We heard a lot about the legacy which the Olympics would bring during the run up to the games. I doubt many of us really believed that after a few weeks of sport we would be a richer, healthier nation, inundated with tourists keen to boost our economy. We’ve already had news of depressed retail sales figures, but with boosts for junk food sales, as we all stayed on the couch to watch the games on TV rather than going out shopping. The Games will no doubt be the next excuse we hear for continuing negative growth.
The Olympics were though, a more touching and momentous occasion than the organisers could have hoped for and I think I’m fairly typical of millions of people who found ourselves putting our default Cynical setting on hold, forgetting all the tawdriness of sponsorship and brand policing (I can’t remember any of the sponsoring organisations, I’m glad to say) and getting swept up by the spectacle and the spirit, from Danny Boyle’s brilliant NHS-celebrating opening ceremony, through all of the triumphs and disasters on the track and field.
That opening ceremony and the triumphs of Jessica, Mo, Bradley et al are already fading, but whilst I remain sceptical about the economic or sporting legacy of the games, surely the real legacy will come from the Paralympics (or Power Olympics as my friends’ five year old thinks they’re called), which have leapt out of the shadow of their bigger budget cousin and brought us more positive images of disabled people in a few days than most of us see in the media in a lifetime.

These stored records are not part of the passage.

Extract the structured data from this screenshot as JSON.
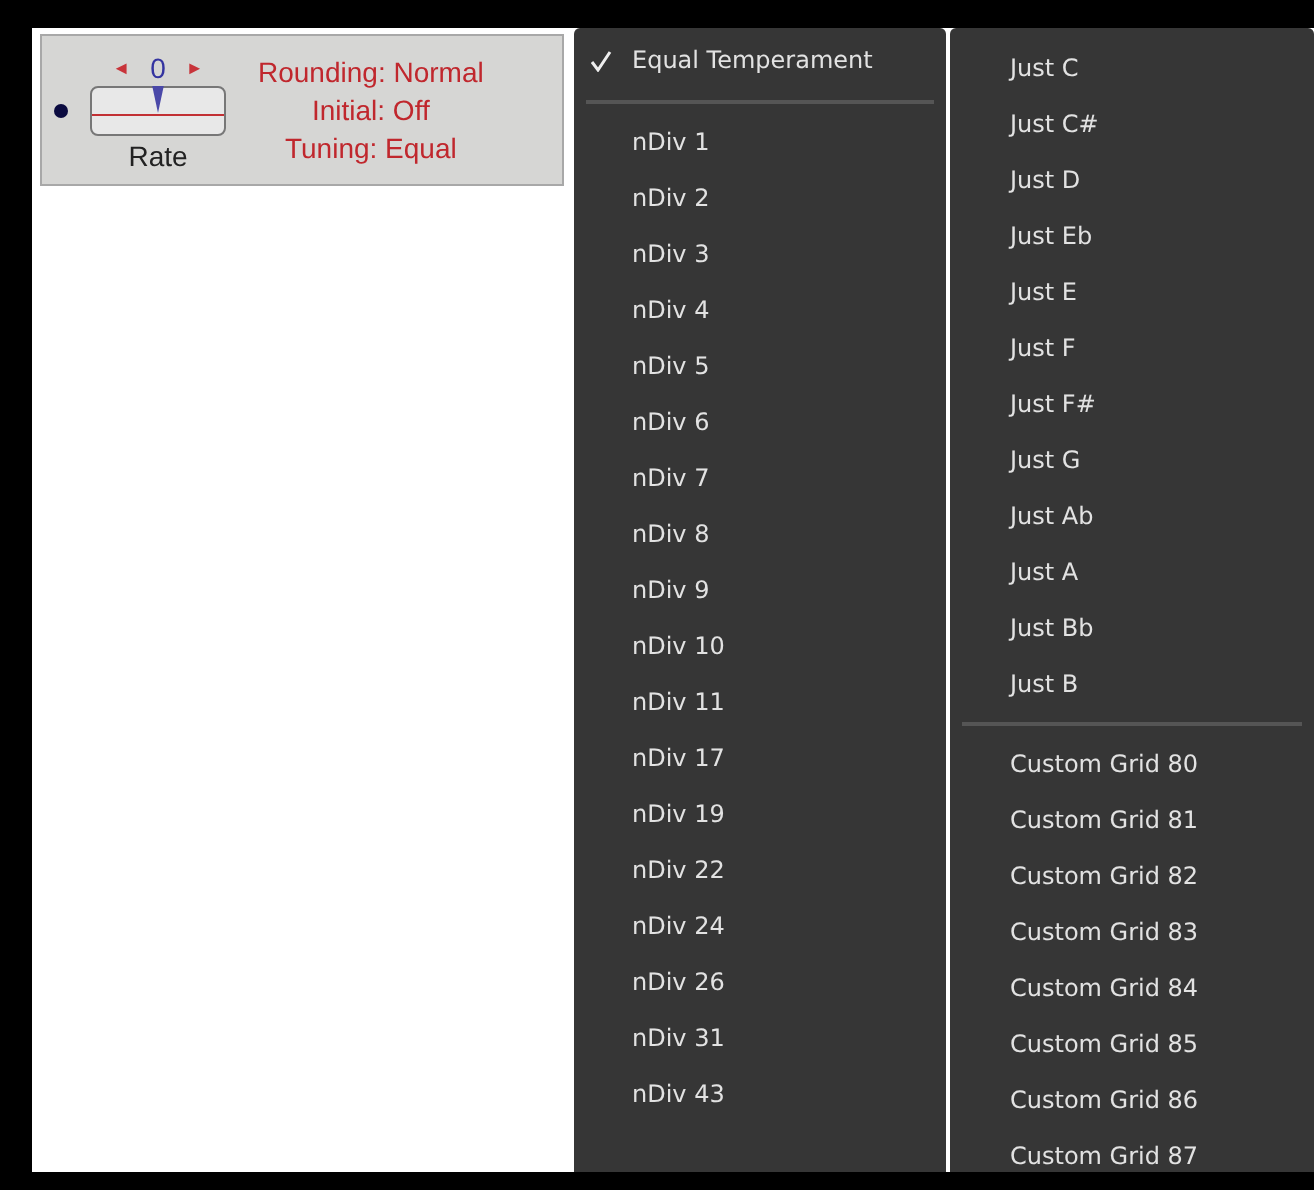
{
  "control": {
    "arrow_left": "◄",
    "value": "0",
    "arrow_right": "►",
    "label": "Rate",
    "level": 0.5,
    "status": [
      "Rounding: Normal",
      "Initial: Off",
      "Tuning: Equal"
    ]
  },
  "menu": {
    "sections": [
      [
        {
          "label": "Equal Temperament",
          "checked": true
        }
      ],
      [
        {
          "label": "nDiv 1",
          "checked": false
        },
        {
          "label": "nDiv 2",
          "checked": false
        },
        {
          "label": "nDiv 3",
          "checked": false
        },
        {
          "label": "nDiv 4",
          "checked": false
        },
        {
          "label": "nDiv 5",
          "checked": false
        },
        {
          "label": "nDiv 6",
          "checked": false
        },
        {
          "label": "nDiv 7",
          "checked": false
        },
        {
          "label": "nDiv 8",
          "checked": false
        },
        {
          "label": "nDiv 9",
          "checked": false
        },
        {
          "label": "nDiv 10",
          "checked": false
        },
        {
          "label": "nDiv 11",
          "checked": false
        },
        {
          "label": "nDiv 17",
          "checked": false
        },
        {
          "label": "nDiv 19",
          "checked": false
        },
        {
          "label": "nDiv 22",
          "checked": false
        },
        {
          "label": "nDiv 24",
          "checked": false
        },
        {
          "label": "nDiv 26",
          "checked": false
        },
        {
          "label": "nDiv 31",
          "checked": false
        },
        {
          "label": "nDiv 43",
          "checked": false
        }
      ]
    ]
  },
  "submenu": {
    "sections": [
      [
        "Just C",
        "Just C#",
        "Just D",
        "Just Eb",
        "Just E",
        "Just F",
        "Just F#",
        "Just G",
        "Just Ab",
        "Just A",
        "Just Bb",
        "Just B"
      ],
      [
        "Custom Grid 80",
        "Custom Grid 81",
        "Custom Grid 82",
        "Custom Grid 83",
        "Custom Grid 84",
        "Custom Grid 85",
        "Custom Grid 86",
        "Custom Grid 87"
      ]
    ]
  }
}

It’s been interesting to watch my young children’s reaction to the games and to the athletes. They are not completely politically correct, it has to be said. My six year old chortles when the blindfolded five a side footballers bump into each other. But I think that may be because he watches the matches, as with all the events, without any sense of condescension or pity -and he certainly cheers the goals just as wildly as he does for any other football match in which ‘we’ are playing. Whilst there has been lots of media desire for athletes to have heroic/ tragic backstories, watching the games themselves, you very quickly becomes absorbed in the sport, not focused on the impairment of the people involved.
In a world where people with impairments are often invisible in the media, there are of course dangers in two weeks’ of news in which every disabled person is an elite athlete. The anti-Atos protests about shoddy welfare benefits assessments have brought a little complexity into the simplistic narratives which sport produces. But the Paralympics has acted like a large dose of exposure therapy upon the UK’s prevailing disability-phobia. It was only three years ago that CBeebies’ children’s TV presenter Cerrie Burnell, who was born with one arm, was subjected to complaints and worse from parents claiming her appointment would scare their children. (My kids were CBeebies viewers at the time she joined the channel and as far as I could tell, either didn’t notice her missing hand, or simply didn’t see it as unusual or interesting). It’s hard to imagine that kind of phobic predujice post-Paralympics.
This isn’t to say that prejudice and inequality will suddenly melt away. But it’s heartening to know that, having cheered on such incredible feats of athleticism, when my kids see a disabled person now, they will be much more likely to be thinking, “I wonder what they can do?” than guessing the things they can’t.